SEVERAL major international hedge funds are gearing up to sue the Irish State over allegations that the Government "unlawfully wiped out" in the region of €1.8bn of IBRC bonds when it liquidated the bank last month.
Citing several sources familiar with the matter, the latest edition of the International Financing Review (IFR) says a decision by the IBRC's special liquidator not to appeal a judgment granted to European hedge fund, Assenagon Asset Investment, which sued the bank after it tried to burn its €170m junior bondholding "could now open the floodgates for litigation".
One London-based lawyer who spoke to the IFR said: "I have been approached by creditors looking at what legal avenues are available for them in the IBRC case.
"We will likely see bondholders looking to challenge the exit consent and the legality of the liquidation." Commenting further on the potential illegality of the Government's decision to liquidate the IBRC, a source at a hedge fund with an interest in the now defunct bank said: "There was no external trigger to cause the liquidation, there was no liquidity problem – the bank had a 5 per cent Core Tier 1 ratio. Basically, the Irish government has said it will just stiff the people doing business with the IBRC."
Already it is understood that Assenagon Asset Investment, which is now known as Xaia Investment, is taking legal advice to reignite its claim against the State, in which it would try to prove that the liquidation of the IBRC was illegal under ECB rules or simply a "contrived" insolvency designed to wipe out its creditors.
Contacted by the Sunday Independent yesterday, a spokesman for the Department of Finance declined to comment on the report in the International Financing Review, choosing to refer instead to the material published in relation to the IBRC liquidation on the department's website on February 6.
On the issue of litigation being taken against the IBRC, the department said then: "Claimants who have issued proceedings against IBRC will now have to pursue and prove their debt to the Special Liquidators. Such claimants will rank as unsecured creditors in the liquidation.

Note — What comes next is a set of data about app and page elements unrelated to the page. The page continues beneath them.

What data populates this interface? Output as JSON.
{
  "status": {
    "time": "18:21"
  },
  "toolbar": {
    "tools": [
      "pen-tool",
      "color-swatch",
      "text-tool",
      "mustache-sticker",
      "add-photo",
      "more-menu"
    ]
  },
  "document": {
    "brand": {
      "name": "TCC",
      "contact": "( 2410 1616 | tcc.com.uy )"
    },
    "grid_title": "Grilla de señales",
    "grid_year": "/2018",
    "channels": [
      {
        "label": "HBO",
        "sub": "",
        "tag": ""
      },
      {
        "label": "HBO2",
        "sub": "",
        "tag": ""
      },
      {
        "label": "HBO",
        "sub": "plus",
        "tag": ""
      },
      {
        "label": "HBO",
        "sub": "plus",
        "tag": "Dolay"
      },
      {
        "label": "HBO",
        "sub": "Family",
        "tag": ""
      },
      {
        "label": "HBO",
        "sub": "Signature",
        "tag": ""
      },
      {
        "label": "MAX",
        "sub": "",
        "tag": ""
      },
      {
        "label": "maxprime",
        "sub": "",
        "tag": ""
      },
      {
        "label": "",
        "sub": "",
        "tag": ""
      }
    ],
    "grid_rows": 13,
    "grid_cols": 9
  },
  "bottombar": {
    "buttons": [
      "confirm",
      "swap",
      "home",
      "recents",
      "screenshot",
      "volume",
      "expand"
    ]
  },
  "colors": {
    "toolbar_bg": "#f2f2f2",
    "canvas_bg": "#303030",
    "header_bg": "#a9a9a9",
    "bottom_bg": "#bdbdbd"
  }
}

"As would be the case with any liquidation, claimants who issue proceedings against IBRC in respect of claims that arose prior to the winding-up will be unsecured creditors".